Teachers, Students, and Schools of Greek in the Renaissance
Edited by Federica Ciccolella and Luigi Silvano
The beginning of the Greek revival in the West is generally attributed to the teaching of the Byzantine scholar Manuel Chrysoloras in Florence between 1397 and 1400. Causes, aspects, and consequences of this important cultural phenomenon still need to be analyzed in depth.
The essays collected in this volume examine the development of the study of Greek from the fifteenth to the early sixteenth century, reconstructing its spread and impact on early modern literatures, philosophy, and visual arts.
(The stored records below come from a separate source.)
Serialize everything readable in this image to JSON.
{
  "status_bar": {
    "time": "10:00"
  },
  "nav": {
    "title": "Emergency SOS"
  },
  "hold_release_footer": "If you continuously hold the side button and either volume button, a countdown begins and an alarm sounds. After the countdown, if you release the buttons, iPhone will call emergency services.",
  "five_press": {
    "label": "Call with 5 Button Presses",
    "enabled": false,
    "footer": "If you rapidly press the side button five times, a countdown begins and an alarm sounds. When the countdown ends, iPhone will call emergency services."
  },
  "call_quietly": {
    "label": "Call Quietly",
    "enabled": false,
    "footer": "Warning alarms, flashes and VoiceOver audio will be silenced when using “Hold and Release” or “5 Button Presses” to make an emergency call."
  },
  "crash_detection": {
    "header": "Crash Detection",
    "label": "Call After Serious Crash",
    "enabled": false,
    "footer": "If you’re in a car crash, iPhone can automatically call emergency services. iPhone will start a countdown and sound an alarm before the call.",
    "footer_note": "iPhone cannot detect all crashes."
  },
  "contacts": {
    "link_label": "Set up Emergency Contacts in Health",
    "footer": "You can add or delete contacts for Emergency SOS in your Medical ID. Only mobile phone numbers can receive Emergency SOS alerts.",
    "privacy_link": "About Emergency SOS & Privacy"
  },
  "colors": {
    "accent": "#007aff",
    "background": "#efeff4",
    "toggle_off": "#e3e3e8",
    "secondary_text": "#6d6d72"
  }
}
An analysis of the methods and tools used to teach and learn Greek sheds light on the complex cultural relationships between Byzantium and the West and enlarges the traditional picture of the Greek revival in early modern Europe.
Contributors are: Lilia Campana, Federica Ciccolella, Mariarosa Cortesi, Francesco G. Giannachi, Fevronia Nousia, Kalle Lundahl, Erika Nuti, Denis Robichaud, Antonio Rollo, Luigi Silvano, David Speranzi, and Paola Tomé.